What you should do: Would you set down all of the entries below exactly as they stand?

___

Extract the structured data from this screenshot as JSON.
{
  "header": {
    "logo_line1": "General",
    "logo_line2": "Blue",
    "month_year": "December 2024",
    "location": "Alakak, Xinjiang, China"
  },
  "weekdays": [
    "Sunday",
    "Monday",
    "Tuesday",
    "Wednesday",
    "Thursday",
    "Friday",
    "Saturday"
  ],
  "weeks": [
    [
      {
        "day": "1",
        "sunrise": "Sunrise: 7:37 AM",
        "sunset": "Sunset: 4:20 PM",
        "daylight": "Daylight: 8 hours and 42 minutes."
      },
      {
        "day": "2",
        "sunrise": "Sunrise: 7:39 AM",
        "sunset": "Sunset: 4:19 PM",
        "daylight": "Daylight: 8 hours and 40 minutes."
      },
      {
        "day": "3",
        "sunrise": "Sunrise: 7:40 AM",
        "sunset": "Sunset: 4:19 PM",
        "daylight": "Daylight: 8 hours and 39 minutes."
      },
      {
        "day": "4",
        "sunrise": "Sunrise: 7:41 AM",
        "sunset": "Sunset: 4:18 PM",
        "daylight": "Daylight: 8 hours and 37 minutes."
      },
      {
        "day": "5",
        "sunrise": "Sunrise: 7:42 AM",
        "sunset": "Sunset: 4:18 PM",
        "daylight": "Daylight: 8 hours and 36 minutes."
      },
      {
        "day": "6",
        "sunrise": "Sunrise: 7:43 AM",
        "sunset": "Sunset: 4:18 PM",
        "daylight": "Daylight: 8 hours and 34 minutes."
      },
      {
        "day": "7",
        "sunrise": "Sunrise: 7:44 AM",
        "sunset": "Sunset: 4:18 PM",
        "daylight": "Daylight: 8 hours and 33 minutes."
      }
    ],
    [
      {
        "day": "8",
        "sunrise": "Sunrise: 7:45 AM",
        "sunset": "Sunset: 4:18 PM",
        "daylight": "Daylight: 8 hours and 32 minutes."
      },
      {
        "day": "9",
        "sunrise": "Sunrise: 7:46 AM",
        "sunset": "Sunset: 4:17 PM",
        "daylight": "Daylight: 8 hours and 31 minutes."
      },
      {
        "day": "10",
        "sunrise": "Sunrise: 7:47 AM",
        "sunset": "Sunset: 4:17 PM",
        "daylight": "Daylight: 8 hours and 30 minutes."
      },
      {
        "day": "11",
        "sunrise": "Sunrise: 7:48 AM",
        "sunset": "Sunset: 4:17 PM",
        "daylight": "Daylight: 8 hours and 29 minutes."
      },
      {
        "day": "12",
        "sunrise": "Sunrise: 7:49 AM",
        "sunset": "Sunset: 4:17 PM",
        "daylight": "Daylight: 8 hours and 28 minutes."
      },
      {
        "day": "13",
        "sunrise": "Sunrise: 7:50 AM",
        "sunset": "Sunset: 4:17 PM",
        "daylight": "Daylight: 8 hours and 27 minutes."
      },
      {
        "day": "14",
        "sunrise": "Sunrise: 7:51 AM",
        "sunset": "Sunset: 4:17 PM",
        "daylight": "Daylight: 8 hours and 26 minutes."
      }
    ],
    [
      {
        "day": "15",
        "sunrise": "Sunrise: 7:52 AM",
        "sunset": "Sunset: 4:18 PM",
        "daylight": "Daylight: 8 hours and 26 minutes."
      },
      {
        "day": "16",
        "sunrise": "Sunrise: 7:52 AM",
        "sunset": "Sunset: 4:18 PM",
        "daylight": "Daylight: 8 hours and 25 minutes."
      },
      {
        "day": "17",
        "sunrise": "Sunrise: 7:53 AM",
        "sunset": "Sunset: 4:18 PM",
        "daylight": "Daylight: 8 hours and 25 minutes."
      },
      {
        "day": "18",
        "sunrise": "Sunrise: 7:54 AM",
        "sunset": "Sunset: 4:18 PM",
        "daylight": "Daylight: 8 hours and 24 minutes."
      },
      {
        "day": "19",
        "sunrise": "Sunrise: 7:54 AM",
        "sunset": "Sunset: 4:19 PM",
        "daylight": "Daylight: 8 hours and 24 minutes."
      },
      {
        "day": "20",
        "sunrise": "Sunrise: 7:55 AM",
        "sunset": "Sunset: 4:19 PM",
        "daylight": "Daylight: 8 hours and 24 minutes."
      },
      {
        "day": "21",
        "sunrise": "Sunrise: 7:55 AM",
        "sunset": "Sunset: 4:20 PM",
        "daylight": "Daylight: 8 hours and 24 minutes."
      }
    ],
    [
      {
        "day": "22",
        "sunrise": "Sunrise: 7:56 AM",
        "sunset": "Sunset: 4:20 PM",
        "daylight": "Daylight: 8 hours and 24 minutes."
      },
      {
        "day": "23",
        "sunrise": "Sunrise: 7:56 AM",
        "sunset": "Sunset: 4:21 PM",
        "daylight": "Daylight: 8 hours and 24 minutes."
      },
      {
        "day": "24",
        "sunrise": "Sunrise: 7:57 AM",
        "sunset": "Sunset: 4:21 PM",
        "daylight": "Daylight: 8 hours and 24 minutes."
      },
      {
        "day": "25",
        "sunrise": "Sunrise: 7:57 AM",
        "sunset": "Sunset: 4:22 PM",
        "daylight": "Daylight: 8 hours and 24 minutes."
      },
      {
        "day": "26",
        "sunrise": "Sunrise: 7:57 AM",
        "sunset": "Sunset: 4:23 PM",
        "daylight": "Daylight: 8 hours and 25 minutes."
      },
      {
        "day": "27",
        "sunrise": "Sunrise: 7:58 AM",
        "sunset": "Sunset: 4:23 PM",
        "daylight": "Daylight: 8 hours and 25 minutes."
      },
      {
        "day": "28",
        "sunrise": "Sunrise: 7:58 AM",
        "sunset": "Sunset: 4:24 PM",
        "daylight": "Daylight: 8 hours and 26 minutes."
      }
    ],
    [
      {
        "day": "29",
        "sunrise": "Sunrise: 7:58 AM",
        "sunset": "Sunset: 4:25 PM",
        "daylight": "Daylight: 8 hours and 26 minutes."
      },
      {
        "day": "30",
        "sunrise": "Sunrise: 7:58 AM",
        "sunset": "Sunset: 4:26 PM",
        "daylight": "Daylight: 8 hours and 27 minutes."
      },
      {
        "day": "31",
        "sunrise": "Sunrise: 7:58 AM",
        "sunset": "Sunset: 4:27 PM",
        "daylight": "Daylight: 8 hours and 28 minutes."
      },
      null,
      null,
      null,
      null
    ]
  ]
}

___

Result of the exercise:
Extract the structured data from this screenshot as JSON.
{
  "header": {
    "logo_line1": "General",
    "logo_line2": "Blue",
    "month_year": "December 2024",
    "location": "Alakak, Xinjiang, China"
  },
  "weekdays": [
    "Sunday",
    "Monday",
    "Tuesday",
    "Wednesday",
    "Thursday",
    "Friday",
    "Saturday"
  ],
  "weeks": [
    [
      {
        "day": "1",
        "sunrise": "Sunrise: 7:37 AM",
        "sunset": "Sunset: 4:20 PM",
        "daylight": "Daylight: 8 hours and 42 minutes."
      },
      {
        "day": "2",
        "sunrise": "Sunrise: 7:39 AM",
        "sunset": "Sunset: 4:19 PM",
        "daylight": "Daylight: 8 hours and 40 minutes."
      },
      {
        "day": "3",
        "sunrise": "Sunrise: 7:40 AM",
        "sunset": "Sunset: 4:19 PM",
        "daylight": "Daylight: 8 hours and 39 minutes."
      },
      {
        "day": "4",
        "sunrise": "Sunrise: 7:41 AM",
        "sunset": "Sunset: 4:18 PM",
        "daylight": "Daylight: 8 hours and 37 minutes."
      },
      {
        "day": "5",
        "sunrise": "Sunrise: 7:42 AM",
        "sunset": "Sunset: 4:18 PM",
        "daylight": "Daylight: 8 hours and 36 minutes."
      },
      {
        "day": "6",
        "sunrise": "Sunrise: 7:43 AM",
        "sunset": "Sunset: 4:18 PM",
        "daylight": "Daylight: 8 hours and 34 minutes."
      },
      {
        "day": "7",
        "sunrise": "Sunrise: 7:44 AM",
        "sunset": "Sunset: 4:18 PM",
        "daylight": "Daylight: 8 hours and 33 minutes."
      }
    ],
    [
      {
        "day": "8",
        "sunrise": "Sunrise: 7:45 AM",
        "sunset": "Sunset: 4:18 PM",
        "daylight": "Daylight: 8 hours and 32 minutes."
      },
      {
        "day": "9",
        "sunrise": "Sunrise: 7:46 AM",
        "sunset": "Sunset: 4:17 PM",
        "daylight": "Daylight: 8 hours and 31 minutes."
      },
      {
        "day": "10",
        "sunrise": "Sunrise: 7:47 AM",
        "sunset": "Sunset: 4:17 PM",
        "daylight": "Daylight: 8 hours and 30 minutes."
      },
      {
        "day": "11",
        "sunrise": "Sunrise: 7:48 AM",
        "sunset": "Sunset: 4:17 PM",
        "daylight": "Daylight: 8 hours and 29 minutes."
      },
      {
        "day": "12",
        "sunrise": "Sunrise: 7:49 AM",
        "sunset": "Sunset: 4:17 PM",
        "daylight": "Daylight: 8 hours and 28 minutes."
      },
      {
        "day": "13",
        "sunrise": "Sunrise: 7:50 AM",
        "sunset": "Sunset: 4:17 PM",
        "daylight": "Daylight: 8 hours and 27 minutes."
      },
      {
        "day": "14",
        "sunrise": "Sunrise: 7:51 AM",
        "sunset": "Sunset: 4:17 PM",
        "daylight": "Daylight: 8 hours and 26 minutes."
      }
    ],
    [
      {
        "day": "15",
        "sunrise": "Sunrise: 7:52 AM",
        "sunset": "Sunset: 4:18 PM",
        "daylight": "Daylight: 8 hours and 26 minutes."
      },
      {
        "day": "16",
        "sunrise": "Sunrise: 7:52 AM",
        "sunset": "Sunset: 4:18 PM",
        "daylight": "Daylight: 8 hours and 25 minutes."
      },
      {
        "day": "17",
        "sunrise": "Sunrise: 7:53 AM",
        "sunset": "Sunset: 4:18 PM",
        "daylight": "Daylight: 8 hours and 25 minutes."
      },
      {
        "day": "18",
        "sunrise": "Sunrise: 7:54 AM",
        "sunset": "Sunset: 4:18 PM",
        "daylight": "Daylight: 8 hours and 24 minutes."
      },
      {
        "day": "19",
        "sunrise": "Sunrise: 7:54 AM",
        "sunset": "Sunset: 4:19 PM",
        "daylight": "Daylight: 8 hours and 24 minutes."
      },
      {
        "day": "20",
        "sunrise": "Sunrise: 7:55 AM",
        "sunset": "Sunset: 4:19 PM",
        "daylight": "Daylight: 8 hours and 24 minutes."
      },
      {
        "day": "21",
        "sunrise": "Sunrise: 7:55 AM",
        "sunset": "Sunset: 4:20 PM",
        "daylight": "Daylight: 8 hours and 24 minutes."
      }
    ],
    [
      {
        "day": "22",
        "sunrise": "Sunrise: 7:56 AM",
        "sunset": "Sunset: 4:20 PM",
        "daylight": "Daylight: 8 hours and 24 minutes."
      },
      {
        "day": "23",
        "sunrise": "Sunrise: 7:56 AM",
        "sunset": "Sunset: 4:21 PM",
        "daylight": "Daylight: 8 hours and 24 minutes."
      },
      {
        "day": "24",
        "sunrise": "Sunrise: 7:57 AM",
        "sunset": "Sunset: 4:21 PM",
        "daylight": "Daylight: 8 hours and 24 minutes."
      },
      {
        "day": "25",
        "sunrise": "Sunrise: 7:57 AM",
        "sunset": "Sunset: 4:22 PM",
        "daylight": "Daylight: 8 hours and 24 minutes."
      },
      {
        "day": "26",
        "sunrise": "Sunrise: 7:57 AM",
        "sunset": "Sunset: 4:23 PM",
        "daylight": "Daylight: 8 hours and 25 minutes."
      },
      {
        "day": "27",
        "sunrise": "Sunrise: 7:58 AM",
        "sunset": "Sunset: 4:23 PM",
        "daylight": "Daylight: 8 hours and 25 minutes."
      },
      {
        "day": "28",
        "sunrise": "Sunrise: 7:58 AM",
        "sunset": "Sunset: 4:24 PM",
        "daylight": "Daylight: 8 hours and 26 minutes."
      }
    ],
    [
      {
        "day": "29",
        "sunrise": "Sunrise: 7:58 AM",
        "sunset": "Sunset: 4:25 PM",
        "daylight": "Daylight: 8 hours and 26 minutes."
      },
      {
        "day": "30",
        "sunrise": "Sunrise: 7:58 AM",
        "sunset": "Sunset: 4:26 PM",
        "daylight": "Daylight: 8 hours and 27 minutes."
      },
      {
        "day": "31",
        "sunrise": "Sunrise: 7:58 AM",
        "sunset": "Sunset: 4:27 PM",
        "daylight": "Daylight: 8 hours and 28 minutes."
      },
      null,
      null,
      null,
      null
    ]
  ]
}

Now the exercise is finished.